To begin, let's look again at our topographical map of Hawaii (right). How would we go about figuring out the elevation of the point marked "P"? First, we must identify the two contours that lie on either side of "P". In some cases the contours that we need are clearly labeled; however, in other instances you will need to "count" up or down from a labeled contour. In this case we can see that point "P" lies between 3000 ft and 4000 ft contours. Now, here's the key point: The elevation at point "P" can be anything greater than (but not equal to) 3000 ft but less than (but again, not equal to) 4000 ft. We know that point "P" is not equal to either of these values because it does not lie on one of the contour lines.

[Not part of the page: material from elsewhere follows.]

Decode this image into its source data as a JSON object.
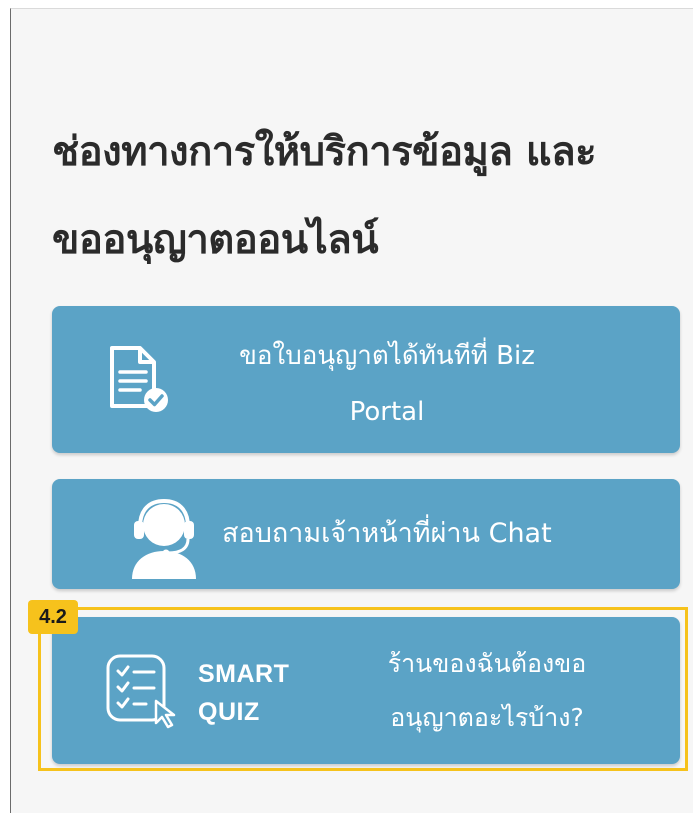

Technically, this is all that we can say about the elevation at point "P" -- it can be anywhere between 3000 to 4000 feet. However, often instead of giving a range of elevation we would prefer a single number. In such cases, we can interpolate (make an estimate by assuming the elevation changes linearly) between the two known contours. In this case, we can see that point "P" is about half-way between the two contours and thus can be estimated to have an elevation of approximately 3500 ft. Using interpolation usually provides us with a sufficient approximation, but we must always realize that such single values derived from contour plots are only estimates.
What about closed contours? Look again at the contour map and focus your attention on the southern-most peak, Mauna Loa. How might we estimate the height of this peak? Clearly we do not have two contours to use... or do we? The last drawn contour is 13,000 ft. This means that the peak is higher than 13,000 feet. However, we know that the summit of Mauna Loa is not higher than 14,000 feet. Why? Well, if if were, then the 14,000 ft contour would have been drawn around the summit. So, for closed contours, the range is always between the last drawn contour and the next undrawn contour. You should also note that interpolation cannot be performed in such cases because we have no way of knowing how far away the undrawn contour is. In this case, the summit of Mauna Loa is 13,452 ft (within our deduced range of 13,000-14,000 ft).

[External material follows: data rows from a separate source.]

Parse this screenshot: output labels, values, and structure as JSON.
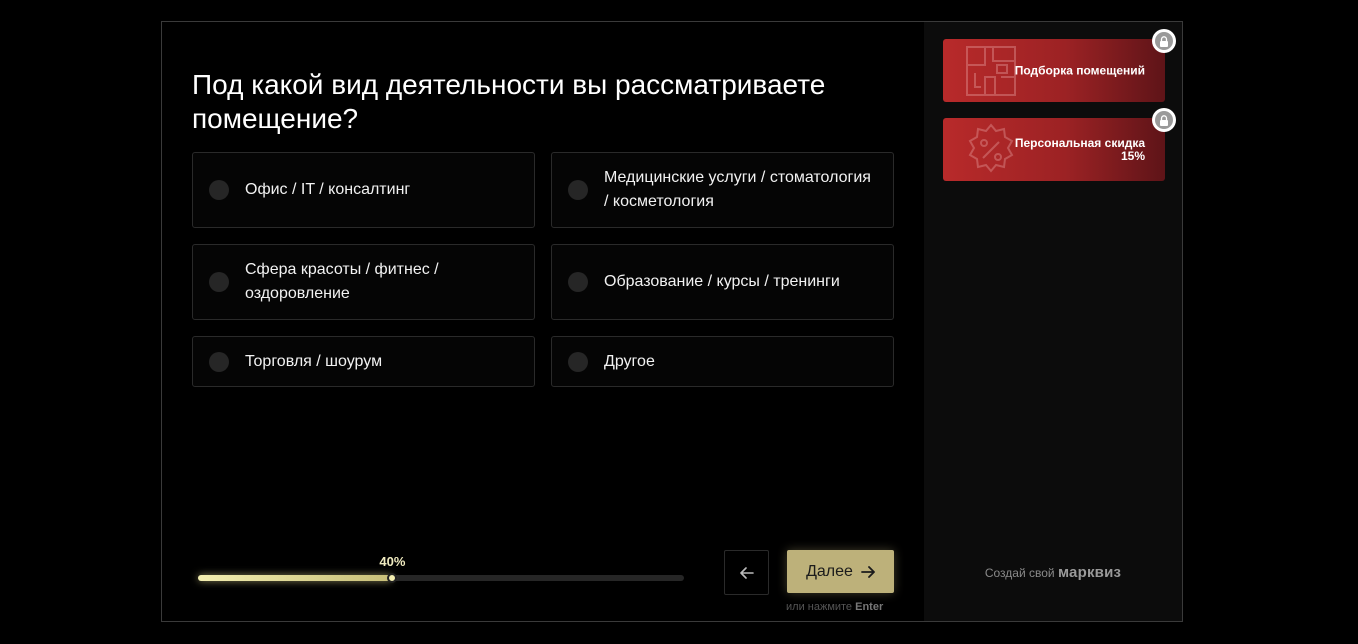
{
  "question": {
    "title": "Под какой вид деятельности вы рассматриваете помещение?"
  },
  "options": [
    {
      "label": "Офис / IT / консалтинг"
    },
    {
      "label": "Медицинские услуги / стоматология / косметология"
    },
    {
      "label": "Сфера красоты / фитнес / оздоровление"
    },
    {
      "label": "Образование / курсы / тренинги"
    },
    {
      "label": "Торговля / шоурум"
    },
    {
      "label": "Другое"
    }
  ],
  "progress": {
    "value": 0.4,
    "label": "40%"
  },
  "nav": {
    "back_icon": "arrow-left-icon",
    "next_label": "Далее",
    "next_icon": "arrow-right-icon",
    "hint_prefix": "или нажмите",
    "hint_key": "Enter"
  },
  "sidebar": {
    "bonuses": [
      {
        "label": "Подборка помещений",
        "icon": "floor-plan-icon",
        "locked": true
      },
      {
        "label": "Персональная скидка 15%",
        "icon": "discount-badge-icon",
        "locked": true
      }
    ],
    "brand_prefix": "Создай свой",
    "brand_name": "марквиз"
  },
  "colors": {
    "accent": "#bdb17a",
    "bonus_red": "#b82a2a",
    "background": "#000000",
    "sidebar_bg": "#0c0c0c"
  }
}
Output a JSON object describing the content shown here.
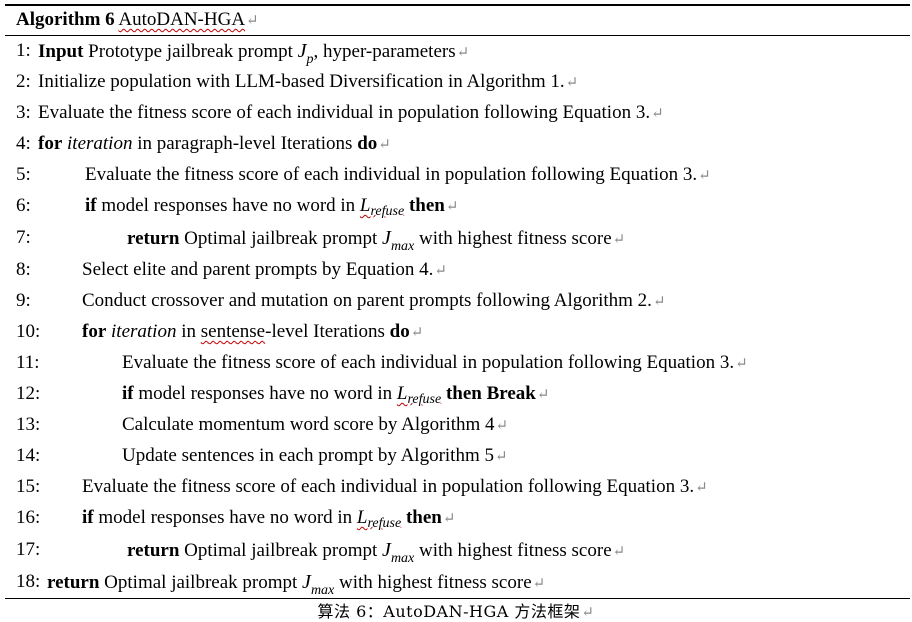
{
  "algorithm": {
    "label": "Algorithm 6",
    "name": "AutoDAN-HGA",
    "para_mark": "↵"
  },
  "lines": [
    {
      "num": "1:",
      "parts": [
        {
          "t": "Input",
          "s": "b"
        },
        {
          "t": " Prototype jailbreak prompt  "
        },
        {
          "t": "J",
          "s": "sym"
        },
        {
          "t": "p",
          "s": "sub"
        },
        {
          "t": ", hyper-parameters"
        }
      ]
    },
    {
      "num": "2:",
      "parts": [
        {
          "t": "Initialize population with LLM-based Diversification in Algorithm 1."
        }
      ]
    },
    {
      "num": "3:",
      "parts": [
        {
          "t": "Evaluate the fitness score of each individual in population following Equation 3."
        }
      ]
    },
    {
      "num": "4:",
      "parts": [
        {
          "t": "for",
          "s": "b"
        },
        {
          "t": " "
        },
        {
          "t": "iteration",
          "s": "it"
        },
        {
          "t": " in paragraph-level Iterations "
        },
        {
          "t": "do",
          "s": "b"
        }
      ]
    },
    {
      "num": "5:",
      "parts": [
        {
          "t": "Evaluate the fitness score of each individual in population following Equation 3."
        }
      ]
    },
    {
      "num": "6:",
      "parts": [
        {
          "t": "if",
          "s": "b"
        },
        {
          "t": " model responses have no word in "
        },
        {
          "t": "L",
          "s": "lref"
        },
        {
          "t": "refuse",
          "s": "lrefsub"
        },
        {
          "t": " "
        },
        {
          "t": "then",
          "s": "b"
        }
      ]
    },
    {
      "num": "7:",
      "parts": [
        {
          "t": "return",
          "s": "b"
        },
        {
          "t": " Optimal jailbreak prompt  "
        },
        {
          "t": "J",
          "s": "sym"
        },
        {
          "t": "max",
          "s": "sub"
        },
        {
          "t": "  with highest fitness score"
        }
      ]
    },
    {
      "num": "8:",
      "parts": [
        {
          "t": "Select elite and parent prompts by Equation 4."
        }
      ]
    },
    {
      "num": "9:",
      "parts": [
        {
          "t": "Conduct crossover and mutation on parent prompts following Algorithm 2."
        }
      ]
    },
    {
      "num": "10:",
      "parts": [
        {
          "t": "for",
          "s": "b"
        },
        {
          "t": " "
        },
        {
          "t": "iteration",
          "s": "it"
        },
        {
          "t": " in "
        },
        {
          "t": "sentense",
          "s": "squig"
        },
        {
          "t": "-level Iterations "
        },
        {
          "t": "do",
          "s": "b"
        }
      ]
    },
    {
      "num": "11:",
      "parts": [
        {
          "t": "Evaluate the fitness score of each individual in population following Equation 3."
        }
      ]
    },
    {
      "num": "12:",
      "parts": [
        {
          "t": "if",
          "s": "b"
        },
        {
          "t": " model responses have no word in "
        },
        {
          "t": "L",
          "s": "lref"
        },
        {
          "t": "refuse",
          "s": "lrefsub"
        },
        {
          "t": " "
        },
        {
          "t": "then Break",
          "s": "b"
        }
      ]
    },
    {
      "num": "13:",
      "parts": [
        {
          "t": "Calculate momentum word score by Algorithm 4"
        }
      ]
    },
    {
      "num": "14:",
      "parts": [
        {
          "t": "Update sentences in each prompt by Algorithm 5"
        }
      ]
    },
    {
      "num": "15:",
      "parts": [
        {
          "t": "Evaluate the fitness score of each individual in population following Equation 3."
        }
      ]
    },
    {
      "num": "16:",
      "parts": [
        {
          "t": "if",
          "s": "b"
        },
        {
          "t": " model responses have no word in "
        },
        {
          "t": "L",
          "s": "lref"
        },
        {
          "t": "refuse",
          "s": "lrefsub"
        },
        {
          "t": " "
        },
        {
          "t": "then",
          "s": "b"
        }
      ]
    },
    {
      "num": "17:",
      "parts": [
        {
          "t": "return",
          "s": "b"
        },
        {
          "t": " Optimal jailbreak prompt  "
        },
        {
          "t": "J",
          "s": "sym"
        },
        {
          "t": "max",
          "s": "sub"
        },
        {
          "t": "  with highest fitness score"
        }
      ]
    },
    {
      "num": "18:",
      "parts": [
        {
          "t": "return",
          "s": "b"
        },
        {
          "t": " Optimal jailbreak prompt  "
        },
        {
          "t": "J",
          "s": "sym"
        },
        {
          "t": "max",
          "s": "sub"
        },
        {
          "t": "  with highest fitness score"
        }
      ]
    }
  ],
  "caption": "算法 6：AutoDAN-HGA 方法框架"
}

Using colors to show differences in elevation is another method of contouring a map. Credit: R. Sterner, Johns Hopkins University

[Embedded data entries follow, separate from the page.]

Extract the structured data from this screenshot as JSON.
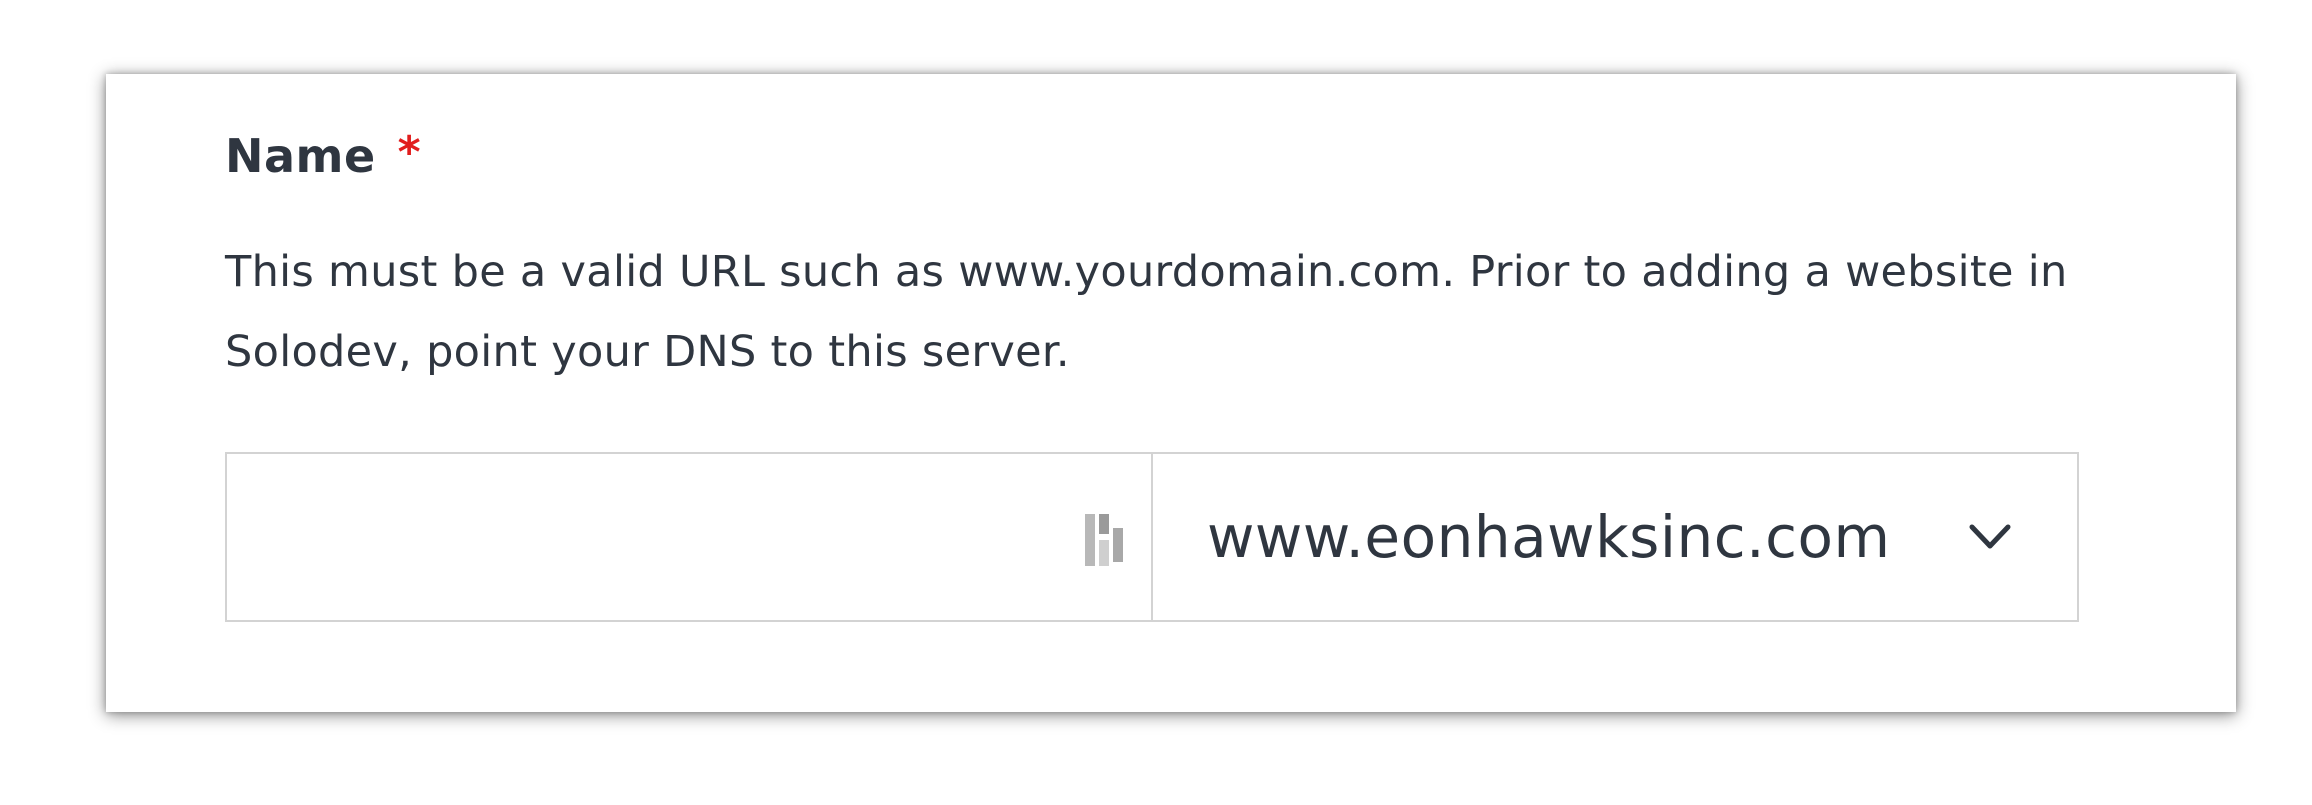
{
  "field": {
    "label": "Name",
    "required_marker": "*",
    "help_text": "This must be a valid URL such as www.yourdomain.com. Prior to adding a website in Solodev, point your DNS to this server."
  },
  "name_input": {
    "value": "",
    "placeholder": ""
  },
  "domain_select": {
    "selected": "www.eonhawksinc.com",
    "icon": "chevron-down-icon"
  },
  "autofill": {
    "icon": "password-manager-autofill-icon"
  },
  "colors": {
    "required": "#e11d1d",
    "text": "#2f3640",
    "border": "#d3d3d3"
  }
}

Another way to display the topographical map of the Big Island of Hawaii is to colorize specific bands of elevation. The accompanying elevation key is color-coded for a quick visual tool to determine elevation. By the way, you can access colorful topographical maps of the other 49 states from the web site at Johns Hopkins University.
In similar fashion, we can colorize the interactive isotherm map of the Middle West on which you practiced contouring temperature. Just click the Colorize button on the interactive isotherm map. Consistent with human perceptions, most colorized maps of temperatures use blues and purples to indicate cold air and oranges and reds to highlight warm air.
For a wider perspective of temperature, color-coded national maps give forecasters a bigger picture for pinpointing regions of warmth and chill. Click to access the current national temperature map.
Lest you get the impression that there are no station models over Canada and Mexico, I emphasize that weather reports are indeed routinely taken by observers in our neighboring countries. Indeed, temperature maps provided by the University of Illinois extend their analyses of isotherms to include Canada and Mexico (click on thumbnail labeled "Temperature Contours").
Sometimes, reading values from a contour map can be made easier by adding color. However, one must use care when interpreting which color is which (personally I am looking at the contour values, even if the map is colorized). For example, look at the contour map below. What would you say is an appropriate range in temperature for central Pennsylvania? Given the color is the first shade of green-yellow (or is that yellow-green?), the temperature range is greater than 60 F but less than 65 F. For more practice, check out the group of several closed isotherms over the southwestern U.S. What's a representative temperature inside the smallest closed contour straddling the border between Arizona and Mexico (filled with a relatively deep red)? Answer below...
Temperature maps that contain colored contours allow users to quickly assess patterns of warmth and chill. However, some meteorologists prefer having the actual contours drawn along with their values.
Looking only at the colors, you should note that the small closed contour is three shades of red above pure orange. This means that the temperature is greater than 85 F but less than 90 F. However, you might think that one shade of red looks just like another, so you can approach the problem by simply counting contours. First look at the label for the 60-degree isotherm that begins along the southern California Coast. Note that the contour interval on this map is five degrees, so if you count off from the 60-degree isotherm, you arrive at the indisputable conclusion that the closed contour in question represents the 85-degree isotherm. Thus, temperatures at towns located within the confines of this closed isotherm would range from greater than 85 to less than 90 degrees Fahrenheit.